----- Supplied material
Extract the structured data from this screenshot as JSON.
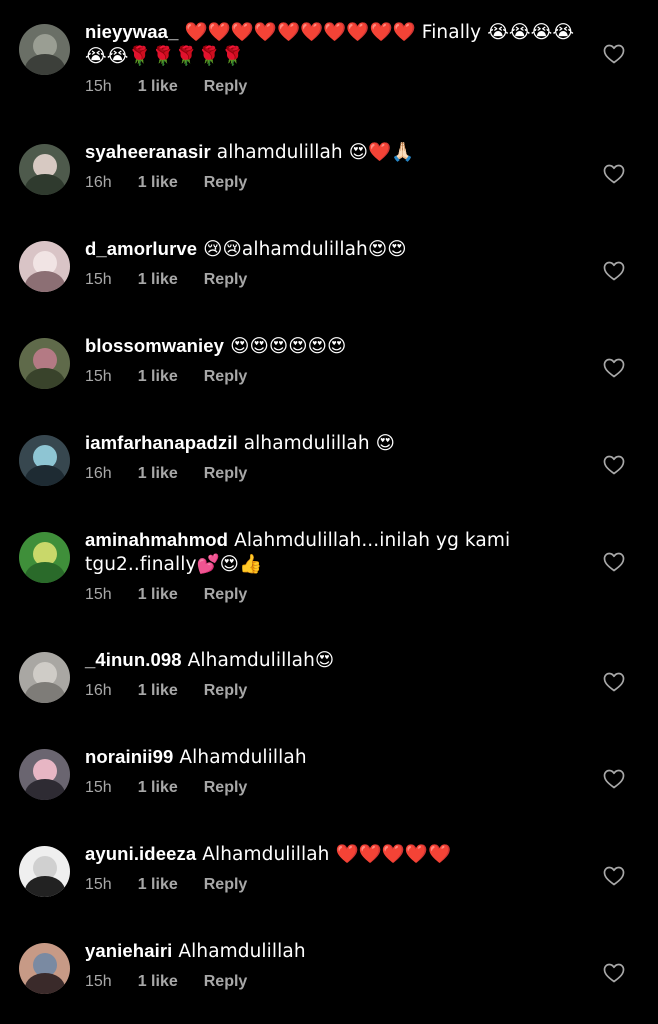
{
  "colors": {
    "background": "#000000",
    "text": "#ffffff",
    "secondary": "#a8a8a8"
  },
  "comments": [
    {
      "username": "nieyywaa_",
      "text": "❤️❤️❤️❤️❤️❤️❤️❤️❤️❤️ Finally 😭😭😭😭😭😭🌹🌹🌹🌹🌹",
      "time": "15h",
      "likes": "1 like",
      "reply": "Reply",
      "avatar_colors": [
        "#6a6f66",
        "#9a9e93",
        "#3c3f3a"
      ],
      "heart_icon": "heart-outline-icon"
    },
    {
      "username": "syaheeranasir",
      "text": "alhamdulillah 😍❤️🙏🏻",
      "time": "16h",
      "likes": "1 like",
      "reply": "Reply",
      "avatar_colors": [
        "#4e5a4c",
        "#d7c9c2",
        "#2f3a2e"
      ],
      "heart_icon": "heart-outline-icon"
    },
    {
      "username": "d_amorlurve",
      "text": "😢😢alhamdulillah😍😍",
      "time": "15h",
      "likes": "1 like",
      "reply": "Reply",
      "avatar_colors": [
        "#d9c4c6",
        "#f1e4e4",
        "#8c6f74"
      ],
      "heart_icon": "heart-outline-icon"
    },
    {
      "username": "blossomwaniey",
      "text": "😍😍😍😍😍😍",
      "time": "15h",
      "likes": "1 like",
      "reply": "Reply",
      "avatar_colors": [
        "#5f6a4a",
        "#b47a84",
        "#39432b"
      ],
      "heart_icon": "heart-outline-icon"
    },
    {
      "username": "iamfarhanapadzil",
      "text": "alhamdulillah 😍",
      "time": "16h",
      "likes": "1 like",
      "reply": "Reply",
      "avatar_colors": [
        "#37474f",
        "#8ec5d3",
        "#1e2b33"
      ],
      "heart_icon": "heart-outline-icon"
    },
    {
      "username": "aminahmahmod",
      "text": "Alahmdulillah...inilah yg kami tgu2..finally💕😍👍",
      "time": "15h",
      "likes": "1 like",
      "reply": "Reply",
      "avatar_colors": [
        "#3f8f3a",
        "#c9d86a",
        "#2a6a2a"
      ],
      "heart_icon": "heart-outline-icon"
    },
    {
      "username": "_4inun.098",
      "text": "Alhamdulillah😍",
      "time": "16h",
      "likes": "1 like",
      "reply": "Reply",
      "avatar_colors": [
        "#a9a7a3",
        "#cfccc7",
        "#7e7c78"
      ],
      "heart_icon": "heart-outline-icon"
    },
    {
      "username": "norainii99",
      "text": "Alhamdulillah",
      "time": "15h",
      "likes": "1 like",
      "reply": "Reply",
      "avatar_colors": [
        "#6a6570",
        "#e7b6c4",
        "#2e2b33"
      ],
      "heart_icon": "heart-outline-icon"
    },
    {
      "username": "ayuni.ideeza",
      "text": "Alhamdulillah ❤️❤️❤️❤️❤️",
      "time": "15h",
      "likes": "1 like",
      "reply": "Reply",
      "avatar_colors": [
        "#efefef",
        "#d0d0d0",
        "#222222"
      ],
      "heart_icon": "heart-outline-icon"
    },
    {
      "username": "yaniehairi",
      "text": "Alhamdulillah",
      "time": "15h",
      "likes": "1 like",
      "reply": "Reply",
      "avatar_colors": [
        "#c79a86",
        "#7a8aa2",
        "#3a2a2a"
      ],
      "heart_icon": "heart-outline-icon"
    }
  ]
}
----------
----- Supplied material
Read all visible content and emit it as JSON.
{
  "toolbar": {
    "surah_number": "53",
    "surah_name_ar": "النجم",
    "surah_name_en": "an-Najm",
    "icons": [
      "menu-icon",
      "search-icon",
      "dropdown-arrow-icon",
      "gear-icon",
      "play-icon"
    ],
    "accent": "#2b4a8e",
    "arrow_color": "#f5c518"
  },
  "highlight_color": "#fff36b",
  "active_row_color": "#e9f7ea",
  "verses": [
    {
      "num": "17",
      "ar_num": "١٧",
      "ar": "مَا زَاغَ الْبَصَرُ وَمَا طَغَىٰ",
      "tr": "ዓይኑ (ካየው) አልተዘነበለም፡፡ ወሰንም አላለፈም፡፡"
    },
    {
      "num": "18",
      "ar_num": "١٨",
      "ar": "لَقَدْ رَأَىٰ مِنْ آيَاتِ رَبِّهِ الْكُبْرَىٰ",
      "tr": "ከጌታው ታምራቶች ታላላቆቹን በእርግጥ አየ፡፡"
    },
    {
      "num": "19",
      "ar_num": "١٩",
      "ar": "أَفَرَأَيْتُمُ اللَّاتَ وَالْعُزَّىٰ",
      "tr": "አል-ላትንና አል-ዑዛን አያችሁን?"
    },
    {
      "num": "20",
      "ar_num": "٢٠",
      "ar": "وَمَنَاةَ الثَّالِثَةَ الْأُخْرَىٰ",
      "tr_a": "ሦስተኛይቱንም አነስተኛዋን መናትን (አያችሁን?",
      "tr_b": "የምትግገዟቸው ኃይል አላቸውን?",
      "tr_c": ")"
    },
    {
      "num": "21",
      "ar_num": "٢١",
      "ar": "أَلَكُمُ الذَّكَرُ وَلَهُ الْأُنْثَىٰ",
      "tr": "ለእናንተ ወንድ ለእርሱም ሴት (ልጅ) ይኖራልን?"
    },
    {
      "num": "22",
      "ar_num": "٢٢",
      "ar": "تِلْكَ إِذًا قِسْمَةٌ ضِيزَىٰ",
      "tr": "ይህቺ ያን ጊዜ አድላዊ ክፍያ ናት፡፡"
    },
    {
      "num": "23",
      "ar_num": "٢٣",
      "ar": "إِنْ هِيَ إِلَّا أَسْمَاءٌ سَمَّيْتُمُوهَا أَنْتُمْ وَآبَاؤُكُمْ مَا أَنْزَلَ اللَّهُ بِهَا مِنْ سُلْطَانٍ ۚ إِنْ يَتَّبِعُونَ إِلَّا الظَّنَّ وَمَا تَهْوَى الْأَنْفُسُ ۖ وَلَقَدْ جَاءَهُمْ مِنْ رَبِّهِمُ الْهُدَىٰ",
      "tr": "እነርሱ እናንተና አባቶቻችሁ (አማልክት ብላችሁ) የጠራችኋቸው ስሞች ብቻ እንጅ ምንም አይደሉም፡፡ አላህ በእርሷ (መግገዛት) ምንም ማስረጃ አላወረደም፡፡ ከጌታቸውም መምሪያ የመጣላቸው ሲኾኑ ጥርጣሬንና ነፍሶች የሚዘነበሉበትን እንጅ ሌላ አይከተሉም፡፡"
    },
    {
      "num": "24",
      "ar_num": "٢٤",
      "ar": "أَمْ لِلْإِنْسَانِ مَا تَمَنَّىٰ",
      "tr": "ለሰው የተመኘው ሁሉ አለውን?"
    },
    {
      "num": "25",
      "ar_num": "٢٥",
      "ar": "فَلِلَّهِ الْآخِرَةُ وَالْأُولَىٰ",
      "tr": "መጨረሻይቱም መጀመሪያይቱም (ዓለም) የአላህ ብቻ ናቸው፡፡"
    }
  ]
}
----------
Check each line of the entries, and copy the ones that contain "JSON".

▶ _Output below_:
Extract the structured data from this screenshot as JSON.
Read all visible content and emit it as JSON.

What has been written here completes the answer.